Content warning: This article discusses sex and consent.
Tufts Sex Health Reps welcomed Conner Habib to present about consent, intersectionality, sexuality and society at Cohen Auditorium yesterday evening. Habib is an author, lecturer, adult performer, activist and host of “Against Everyone with Conner Habib,” a podcast and web series, according to Han Lee and Elena Phethean, both sophomores and Tufts Sex Health Rep Coordinators, who introduced Habib. Kareem Khubchandani, Mellon Assistant Professor of Drama and Dance, moderated the talk.
Lee explained that it was important to the Tufts Sex Health Reps to invite a speaker who could shed light on today’s political climate and the #MeToo movement.
“We really wanted to talk about intersectionality, and especially because Conner has done a lot of work in … talking about his race and his identity and how that plays into the porn industry,” Lee explained. “We really just wanted to bring that all together … especially because the discussion right now is about consent and the #MeToo movement.”
Habib first focused on the intersectionality of sex and culture, explaining that his role as a sex worker is more important than any of his other identities.

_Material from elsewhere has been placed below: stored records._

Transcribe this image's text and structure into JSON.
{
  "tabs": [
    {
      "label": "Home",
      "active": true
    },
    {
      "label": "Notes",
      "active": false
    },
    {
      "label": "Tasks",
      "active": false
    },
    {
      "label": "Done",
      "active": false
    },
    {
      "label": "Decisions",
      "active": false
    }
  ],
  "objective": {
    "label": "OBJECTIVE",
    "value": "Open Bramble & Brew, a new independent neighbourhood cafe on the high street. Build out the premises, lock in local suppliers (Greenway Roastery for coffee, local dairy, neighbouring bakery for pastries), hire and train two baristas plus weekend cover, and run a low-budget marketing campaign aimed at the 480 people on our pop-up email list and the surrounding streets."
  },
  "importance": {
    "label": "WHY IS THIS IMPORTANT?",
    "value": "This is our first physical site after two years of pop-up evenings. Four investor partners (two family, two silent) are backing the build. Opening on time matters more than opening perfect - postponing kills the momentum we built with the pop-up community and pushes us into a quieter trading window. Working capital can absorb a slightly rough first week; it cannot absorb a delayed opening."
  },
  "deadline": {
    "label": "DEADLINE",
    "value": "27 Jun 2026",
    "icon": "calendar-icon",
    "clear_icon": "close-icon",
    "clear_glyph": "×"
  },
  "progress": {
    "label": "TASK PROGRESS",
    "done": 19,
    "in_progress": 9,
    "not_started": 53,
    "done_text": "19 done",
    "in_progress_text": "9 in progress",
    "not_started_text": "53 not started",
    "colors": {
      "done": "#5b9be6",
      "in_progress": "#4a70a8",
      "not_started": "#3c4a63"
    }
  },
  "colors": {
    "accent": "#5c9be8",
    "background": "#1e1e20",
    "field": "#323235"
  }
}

“Even more so than being a man who’s attracted to men or being Arab, I identify as a sex worker … because that’s where the most oppression is. That’s where the most threats are to me and my identity,” he said. “Even when I’m not making porn … I know that my porn is still out there … and what I’ve done is legislated against, regulated, stigmatized, all that sort of stuff, even if people are enjoying it.”
He then argued that consent is a cultural construct, heavily influenced by one’s community and surroundings.
“Consent is constructed by cultural forces, and the way it’s constructed ends up filtering into what we consider to be healthy sexuality,” he said.
He urged the audience to think critically about consent.
“Who is framing consent? Who’s empowered by the kind of consent that is being framed? And who is not? Who is being disempowered by it?” he asked. “Because [consent is] still about … protecting people from something. What are we protecting people from? And who’s benefitting from this protection?”
Habib described that consent is framed for college students through an individual college’s policy on sexual conduct.
“When you have sex with each other, how many of you have consented to have a threesome with the person who wrote the code of conduct manual for your school?” he asked. “Because the people that made these frameworks are in the room with you … telling you what to do. Your sexual experiences as well as what you consider consent are shaped by other parties that shape how that sexual experience happens. We don’t get to consent to the kind of consent we get.”
Finally, Habib explained that sex does not exist within a binary of pleasure and violation, but rather is neutral.
“We have so many anxieties and fears and concerns and insecurities wrapped up in sex that once we get to have it, it can cause problems for us, or it can cause problems afterwards,” he said. “Sex is neutral, and we need to remove sex from these poles of totally pleasurable and immersive or totally violated, and we need to remove it from the narratives of what the state and corporate narratives are about sex, about monogamy, love and interaction.”
After the talk, Habib engaged in a question-and-answer session with Khubchandani and Tufts students, discussing labor politics, power structures in porn, sex and spirituality, prejudice, erotica in the classroom, race-based porn, performed aggression and Arab identity.
“I thought it was great to have both historical perspective that tells us that consent is not a universal right, and that it’s specifically people of color and queer people who have bared the brunt of that,” Habib explained in an interview with the Daily. “We really spectacularize sex and the reason we’ve done that is to manage race, gender, class, power … So I really liked the idea of naming sex as neutral, so that it can mean many, many things.”
Habib described what inspired him to be an activist.
“Being intelligent is probably what has brought me more suffering and stigma than any other aspect of my identity,” Habib told the Daily. “Where I grew up, it was preferable to be stupid and obedient, and so my determination to be an activist was really loneliness. I felt lonely in the ideas I was feeling and thinking, … and so I wanted to create spaces where ideas could be discussed in a deep way.”
Habib also gave general advice for Tufts students exploring their sexualities and thinking about consent.
“There’s the work that’s happening on campus, which is to negotiate and talk about communication of consent between two people. What needs to happen in addition to that is examining your own desires and boundaries, so you can do that on your own,” he said. “No one has a right to push you on what your boundaries are, but we have a duty and responsibility to examine our own boundaries and try to understand them, so we don’t use them merely as weapons against others.”